On the Low Budget aesthetic

May 26, 2008

One thing I have noticed in my years of running MUFF and making independent cinema, is an absurd prejudice in this country to low budget aesthetics. It’s as if years of government funded, technically well polished (but crap!) films, have Australian film industry personal and potentates all hooked on the fine tuning of a films aesthetic. And not worrying about its content, excitement, originality or quality as a work of art. I mean Esther Blueberger was polished, but it was a polished turd. Am I right, people?

At Accent Underground (AU), the MUFF DVD label we set up with Accent Film Entertainment, we have been releasing these less polished and low budget gems to the Australian public. Just watch “demonamongus”, “Welcome Stranger”, “The Garth Method” and others on AU and tell me these are not great local films?

They may not have the millions wasted on them polishing every detail. But they are all ballsy, original new Australian movies.

The Magician, by Scott Ryan, was 90% the same movie that played at MUFF compared to the version that came out after the FFC got involved, adding 300K or so to polish it that extra ten percent. I’m all for doing that polish, if you can and The Magician is better for it. But the original was equally as impressive as the finished product. It just had a new ending, decent sound mix and some proper credits. But the talent revealed in the early cut was clear to see.

Whenever I watch a low budget movie, Australian or otherwise, I enter into an agreement to expect some rough edges. It comes with the territory. That’s why its a low budget movie! I call this expectation ‘the low budget impressionist effect’. Things are sometimes not as polished as they could, or should be. For example, the sound may be a little low in one scene, a music cue not quite at the right level in another, a visual effect that could be slightly better, etc. These things all can be fixed given large $ in post. But the point is low budget films often don’t have the lolly of big budget films and should not be scolded for their inherent limitations. In fact, these drawbacks should be understood and appreciated!

Lars Von Trier’s whole Dogme 95 movement pulled us away from this absurd obsession with over polish in modern cinema. I mean, do we look at impressionists and ask of them why they didn’t paint a clearer picture?
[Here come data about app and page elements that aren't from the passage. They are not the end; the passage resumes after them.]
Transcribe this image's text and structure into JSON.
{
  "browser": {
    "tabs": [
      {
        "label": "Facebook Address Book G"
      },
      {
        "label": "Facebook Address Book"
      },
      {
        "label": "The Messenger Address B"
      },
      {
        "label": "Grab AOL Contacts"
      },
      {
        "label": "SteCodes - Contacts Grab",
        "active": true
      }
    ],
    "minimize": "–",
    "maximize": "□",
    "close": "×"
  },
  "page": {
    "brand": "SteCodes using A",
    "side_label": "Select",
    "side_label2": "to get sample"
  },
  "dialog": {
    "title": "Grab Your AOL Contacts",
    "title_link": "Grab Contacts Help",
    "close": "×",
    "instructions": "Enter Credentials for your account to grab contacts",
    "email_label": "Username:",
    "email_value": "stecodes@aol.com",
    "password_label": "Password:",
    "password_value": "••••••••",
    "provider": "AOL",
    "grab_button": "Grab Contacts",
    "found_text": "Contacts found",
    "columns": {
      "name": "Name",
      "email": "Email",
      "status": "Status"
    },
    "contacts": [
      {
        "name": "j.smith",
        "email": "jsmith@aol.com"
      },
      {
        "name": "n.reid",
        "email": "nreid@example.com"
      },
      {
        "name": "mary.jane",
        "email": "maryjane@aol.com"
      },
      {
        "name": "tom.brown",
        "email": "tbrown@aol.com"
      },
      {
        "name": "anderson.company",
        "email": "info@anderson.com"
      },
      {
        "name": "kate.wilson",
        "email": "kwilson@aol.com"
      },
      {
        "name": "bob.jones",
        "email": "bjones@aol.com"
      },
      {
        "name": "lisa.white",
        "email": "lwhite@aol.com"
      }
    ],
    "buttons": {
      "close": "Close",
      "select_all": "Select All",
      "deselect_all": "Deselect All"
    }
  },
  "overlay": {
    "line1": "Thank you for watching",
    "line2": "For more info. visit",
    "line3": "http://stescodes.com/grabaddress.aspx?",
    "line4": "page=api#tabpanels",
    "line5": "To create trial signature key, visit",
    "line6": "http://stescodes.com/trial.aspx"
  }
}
Of course not.

Low budget aesthetics are a form of cinematic impressionism that varies depending on the resource, budget or even intention of the films creator, and should be acknowledged as such.

If we embraced a more rough and tumble aesthetic, that recalls many great movements in cinema from Dogme to the French and British New Wave movements, back to early days of experimental, underground and even silent cinema, we can see the excellence in low budget cinema, for what it is. And perhaps reward it, next time around, with a more comprehensive budget. Instead of pouring millions down the gurgler on crap like September, Blueberger and other recent flops.

Like Robert Connolly says in his ‘white paper’, and in what he said was canvassed at 2020 conference, we should reward talent, innovation and success. I say to do so, also, from whatever aesthetic tier a work of cinematic art may emerge from.

Again, your thoughts are welcome in the comments page…

2 Responses to “On the Low Budget aesthetic”

  1. I think Kriv Stenders is a master of this aesthetic and I look forward to his upcoming collaboration with Connolly. Home.

  2. Rupert said

    I think it may have all started with another verbal slip up from Michael Curtiz, I think he said “Polish’d films are great”, and from then on instead of media interest in Polish cinema, they started mopping up Hollywood. Actually any number of films with good content over-rides too many tidy technical aspects, why did Dr Who as a series last so long? With its cheap BBC sets and effects you’d have expected it to fail yet Dr Who has been blessed with a fine cast of characters, brilliant writers, and interesting contexts … so let us not funk out on content.


Leave a Reply

Fill in your details below or click an icon to log in:

WordPress.com Logo

You are commenting using your WordPress.com account. Log Out /  Change )

Google+ photo

You are commenting using your Google+ account. Log Out /  Change )

Twitter picture

You are commenting using your Twitter account. Log Out /  Change )

Facebook photo

You are commenting using your Facebook account. Log Out /  Change )


Connecting to %s

%d bloggers like this: